So finally your company has recognized your leadership potential and promoted you to be the Digital Marketing Manager. But with this opportunity to shine, comes added responsibilities that no one tells you about.
After working for many hours, it’s time that you have several employees reporting to you. Yes! Your employer gave you an opportunity to make your mark and take your career to the next level by making you the Digital Marketing Manager.
But this new responsibility comes with a set of unspoken rules. As a matter of fact, now that you have become a manager, there will be things that you probably never saw coming.
Digital Marketing Manager
Here are the five things that you must keep in mind as you have taken the step forward to lead.
A manager is either loved or hated, but never ignored. Once you become a manager, you come into the spotlight where everyone will be watching you and forming perceptions about you.
Each and every action, word, thought, gesture by you will be observed more keenly than ever before. This is really an uncomfortable position even if you wanted your company leaders and team members to acknowledge you.
You need not be self-conscious about this, rather treat your news powers as an opportunity to define your work culture and prove to your company leaders that they have made a right decision.
As the manager, your team members will look up to you for resolving their complaints and concerns. During this, you will get to know things you never thought you would.
You will probably have to listen to all accounts of workplace dramas, allegations against one of your coworkers, and thought disputes among employees. You may also receive complaints about the matters which are outside of an office. Your subordinates may also bring their personal issues (like health-related concerns or even breakups) to share them with you.
It’s not your job and you definitely can’t solve all of your employees’ concerns. Sometimes it will be appropriate for you to take charge of the situations but most of the times you need to redirect them elsewhere.
The key point here is to understand which situation requires what treatment. There may be times when you have to use trial and error approach to gain this insight, other times you can refer to similar case studies, but whatever you do, you have to remember that your actions may have a broader impact on the company as a whole.
The basic responsibility of a Digital Marketing Manager is to manage the team members wherein you need to identify your high performers and your low performers. You have to be very careful, otherwise, you may spend far too much of your time while doing so.
Therefore, it is pretty important to identify what kind of issues your low performers are having, is it their knowledge, skills or capability or something that they can overcome and improve. If you think that their issues can’t be resolved and you have given them enough opportunities to prove themselves, it time for you to consider whether to keep them on your team or not. Because, the time you spent of trying to fix their issue, you would have given that to develop and empower your high performers.
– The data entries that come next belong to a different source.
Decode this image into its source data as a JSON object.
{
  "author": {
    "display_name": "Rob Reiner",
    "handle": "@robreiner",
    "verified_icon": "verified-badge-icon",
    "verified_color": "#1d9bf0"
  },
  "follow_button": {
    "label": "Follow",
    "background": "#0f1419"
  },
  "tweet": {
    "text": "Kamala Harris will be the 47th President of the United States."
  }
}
However, if you believe that your low performers can improve, you must incorporate some coachable moments in your day-to-day interaction with them. These will be situations where you offer real-time feedback, point out what your high performer has done, recognize star employees, and steer low performing ones to be the high performing instead of berating them for their mistakes.
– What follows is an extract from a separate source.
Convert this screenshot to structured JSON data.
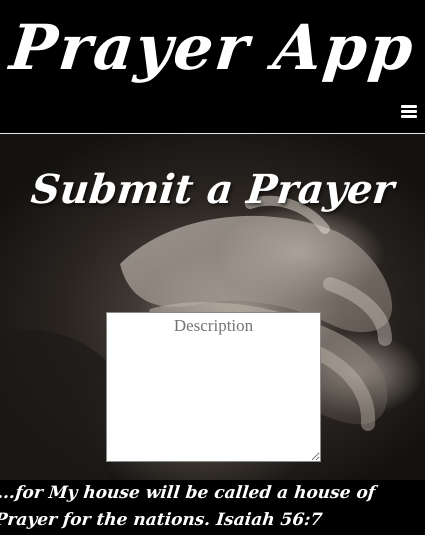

Your job as a manager is to incorporate the company’s policies and strategies into day to day actions of your team. This requires consistent reiteration of the company’s strategy and goals and explaining the connection between the two.
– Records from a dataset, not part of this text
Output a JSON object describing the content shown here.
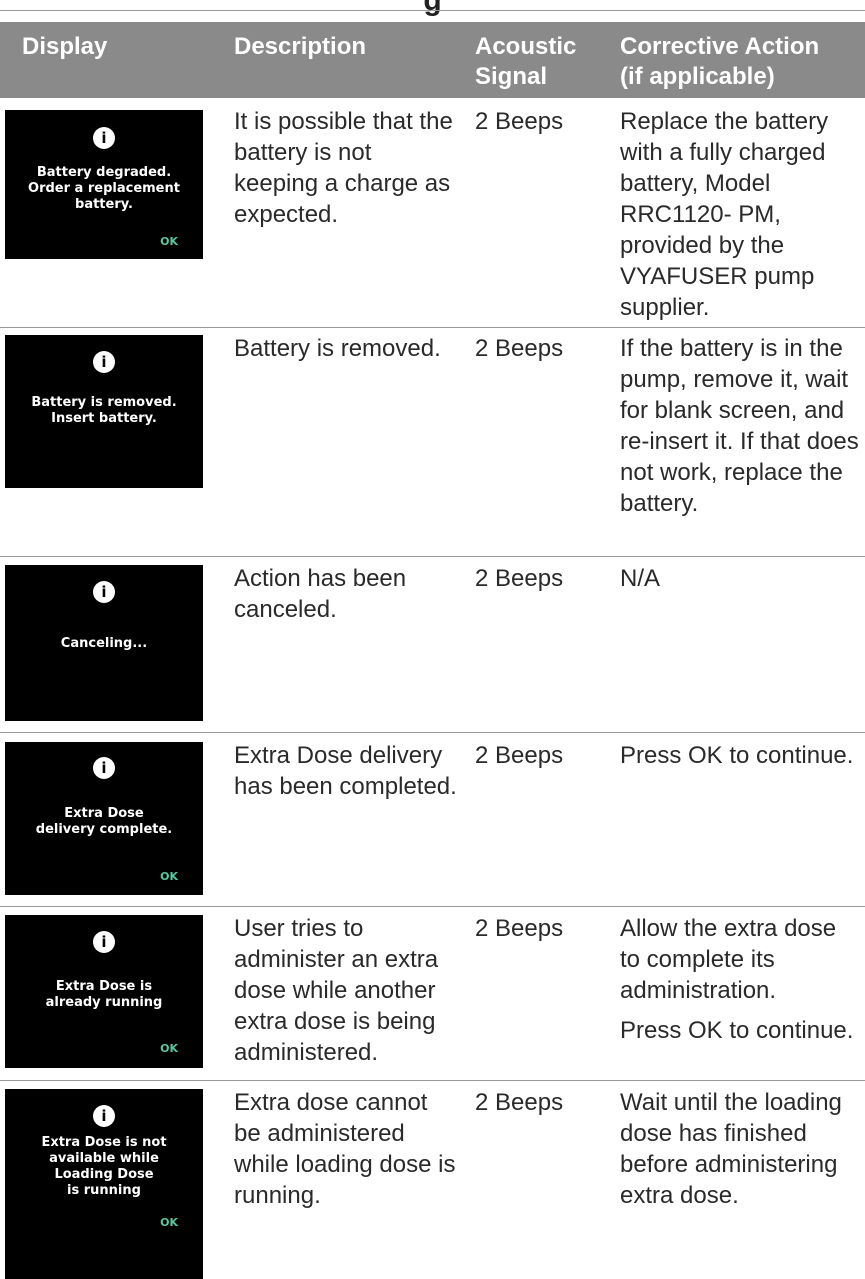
{
  "page": {
    "partial_title": "g"
  },
  "table": {
    "headers": {
      "display": "Display",
      "description": "Description",
      "signal_line1": "Acoustic",
      "signal_line2": "Signal",
      "action_line1": "Corrective Action",
      "action_line2": "(if applicable)"
    },
    "rows": [
      {
        "screen": {
          "icon": "info-icon",
          "message": "Battery degraded.\nOrder a replacement\nbattery.",
          "ok": "OK"
        },
        "description": "It is possible that the battery is not keeping a charge as expected.",
        "signal": "2 Beeps",
        "action": [
          "Replace the battery with a fully charged battery, Model RRC1120- PM, provided by the VYAFUSER pump supplier."
        ]
      },
      {
        "screen": {
          "icon": "info-icon",
          "message": "Battery is removed.\nInsert battery.",
          "ok": ""
        },
        "description": "Battery is removed.",
        "signal": "2 Beeps",
        "action": [
          "If the battery is in the pump, remove it, wait for blank screen, and re-insert it. If that does not work, replace the battery."
        ]
      },
      {
        "screen": {
          "icon": "info-icon",
          "message": "Canceling...",
          "ok": ""
        },
        "description": "Action has been canceled.",
        "signal": "2 Beeps",
        "action": [
          "N/A"
        ]
      },
      {
        "screen": {
          "icon": "info-icon",
          "message": "Extra Dose\ndelivery complete.",
          "ok": "OK"
        },
        "description": "Extra Dose delivery has been completed.",
        "signal": "2 Beeps",
        "action": [
          "Press OK to continue."
        ]
      },
      {
        "screen": {
          "icon": "info-icon",
          "message": "Extra Dose is\nalready running",
          "ok": "OK"
        },
        "description": "User tries to administer an extra dose while another extra dose is being administered.",
        "signal": "2 Beeps",
        "action": [
          "Allow the extra dose to complete its administration.",
          "Press OK to continue."
        ]
      },
      {
        "screen": {
          "icon": "info-icon",
          "message": "Extra Dose is not\navailable while\nLoading Dose\nis running",
          "ok": "OK"
        },
        "description": "Extra dose cannot be administered while loading dose is running.",
        "signal": "2 Beeps",
        "action": [
          "Wait until the loading dose has finished before administering extra dose."
        ]
      }
    ]
  }
}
In the beginning, you’ll feel you are fine with this arrangement, as you know the SEO answers. Over time, you may realize that no matter how many times you iterate the company’s new priorities; there will always be someone who never gets it and asks you to explain it again and again, repetitively.
Unfortunately, you have to bear with this. Just like people coming to you with their personal problems, they may also ask you about something you might know the answer to (say, other department related concerns). As a manager, it is a necessity for you to have the sound knowledge of company’s policies to answer such queries at your best.
However, if you feel that it’s beyond your area of expertise, it is your responsibility to divert their queries to the concerned department or person who can address the issue.
Being a manager comes with a responsibility to keep things to you alone. Sometimes it can be a information that needs to be confidential or being at odds with fellow managers on some decision.
This can be isolating, moreover, you may find yourself in a position you never imagined you would be in. As an employee, you feel tempted to share the information with your colleagues. But as managers, it is in everyone’s best interest to keep things hidden at times.
If you really have to talk to someone about it, try to find a person who is trustworthy and not associated with your company at all. This way you will be able to maintain your dignity at work without defying your duties as a manager.
Being a manager is not just about taking added responsibilities, it’s a whole new job altogether. With the above mentioned five points, you can make a sound strategy in advance to tackle potential challenges.
Just remember that we are all human! There might be instances where you won’t be able to act or do right at the first go, but you don’t have to dishearten yourself.
Author: Ashish Sharma is the Chief Marketing Officer at WeDigTech, a Mobile App Development Company . He is responsible for marketing activities that have to do with creating, communicating and delivering offerings that have value for clients or business partners.